In the north the Pennine region is joined to the Southern Uplands of Scotland by the Cheviot Hills, a mass of granite and Old Red Sandstone; and the northern part is largely traversed by dykes of contemporary volcanic or intrusive rock.
The most striking of these dykes is the Great Whin Sill, which crosses the country from a short distance south of Durham almost to the source of the Tees, near Crossfell.
There the resistance of a series of igneous dykes gives prominence to the Pembroke peninsula, in which the fine fjord-like harbour of Milford Haven lies far out towards the Atlantic. The coast north of Pembroke and Merioneth has been worked into the grand sweep of Cardigan Bay, its surface carved into gently rounded hills, green with rich grass, which sweep downward into wide rounded valleys.
Of sea-level; the seaward edge in many places is below the level of high tide, and is protected by dykes as in Holland, while straight canals and ditches carry the sluggish drainage from the land.

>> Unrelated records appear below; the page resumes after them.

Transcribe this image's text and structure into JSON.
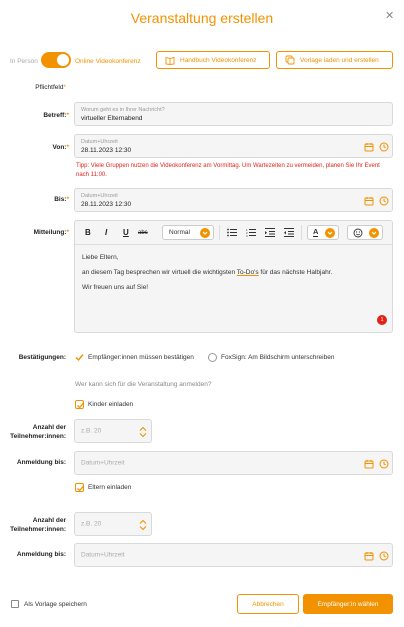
{
  "dialog": {
    "title": "Veranstaltung erstellen"
  },
  "mode": {
    "off_label": "In Person",
    "on_label": "Online Videokonferenz"
  },
  "toolbar": {
    "handbook_label": "Handbuch Videokonferenz",
    "template_label": "Vorlage laden und erstellen"
  },
  "form": {
    "required_note": "Pflichtfeld",
    "subject": {
      "label": "Betreff:",
      "placeholder": "Worum geht es in Ihrer Nachricht?",
      "value": "virtueller Elternabend"
    },
    "from": {
      "label": "Von:",
      "placeholder": "Datum+Uhrzeit",
      "value": "28.11.2023 12:30"
    },
    "hint": "Tipp: Viele Gruppen nutzen die Videokonferenz am Vormittag. Um Wartezeiten zu vermeiden, planen Sie Ihr Event nach 11:00.",
    "to": {
      "label": "Bis:",
      "placeholder": "Datum+Uhrzeit",
      "value": "28.11.2023 12:30"
    },
    "message": {
      "label": "Mitteilung:",
      "format_value": "Normal",
      "bold": "B",
      "italic": "I",
      "underline": "U",
      "strike": "abc",
      "font_color_glyph": "A",
      "line1": "Liebe Eltern,",
      "line2_a": "an diesem Tag besprechen wir virtuell die wichtigsten ",
      "line2_b": "To-Do's",
      "line2_c": " für das nächste Halbjahr.",
      "line3": "Wir freuen uns auf Sie!",
      "badge": "1"
    },
    "confirmations": {
      "label": "Bestätigungen:",
      "option1": "Empfänger:innen müssen bestätigen",
      "option2": "FoxSign: Am Bildschirm unterschreiben"
    },
    "signup_question": "Wer kann sich für die Veranstaltung anmelden?",
    "children": {
      "invite_label": "Kinder einladen",
      "count_label_1": "Anzahl der",
      "count_label_2": "Teilnehmer:innen:",
      "count_placeholder": "z.B. 20",
      "signup_label": "Anmeldung bis:",
      "signup_placeholder": "Datum+Uhrzeit"
    },
    "parents": {
      "invite_label": "Eltern einladen",
      "count_label_1": "Anzahl der",
      "count_label_2": "Teilnehmer:innen:",
      "count_placeholder": "z.B. 20",
      "signup_label": "Anmeldung bis:",
      "signup_placeholder": "Datum+Uhrzeit"
    }
  },
  "footer": {
    "save_template": "Als Vorlage speichern",
    "cancel": "Abbrechen",
    "choose_recipients": "Empfänger:in wählen"
  },
  "colors": {
    "accent": "#f39200",
    "hint": "#e2231a",
    "field_bg": "#f5f5f5"
  }
}
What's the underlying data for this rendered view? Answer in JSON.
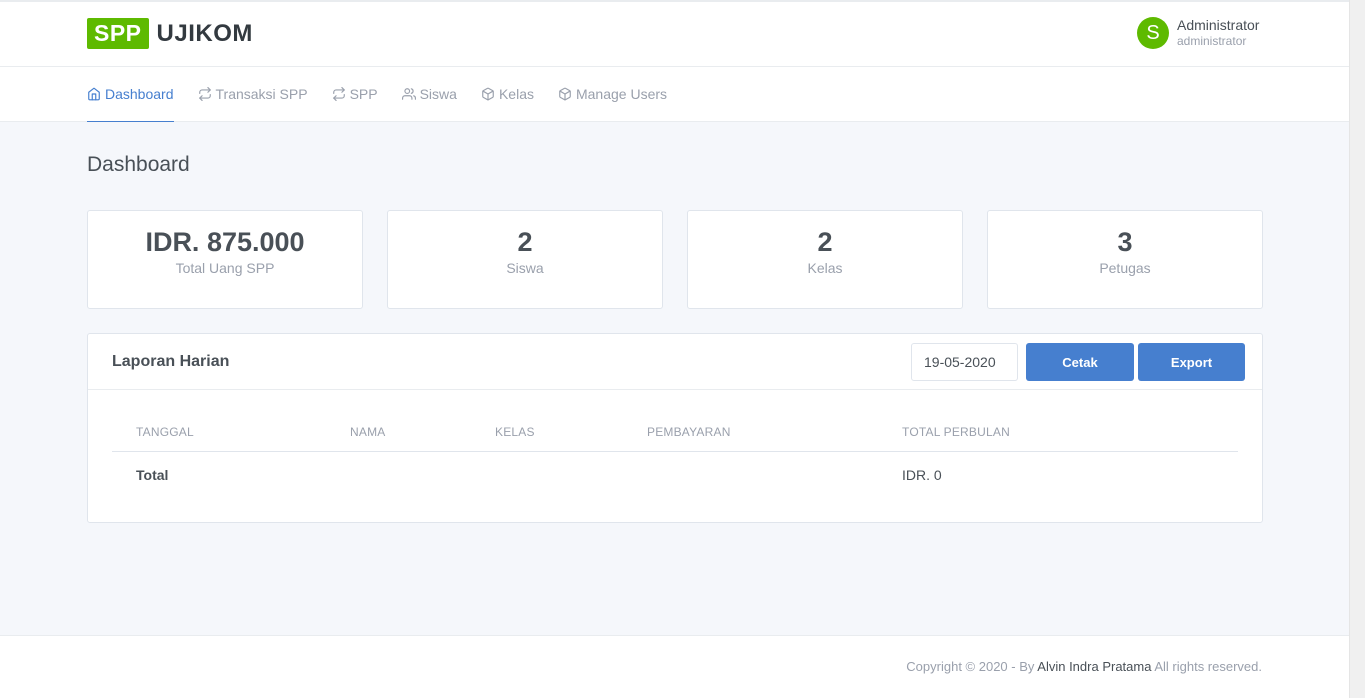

It is seldom more than a few feet above the sealevel, while at places it is below it, and it has consequently to be defended by an extensive _ system of dykes or embankments resembling those of Holland.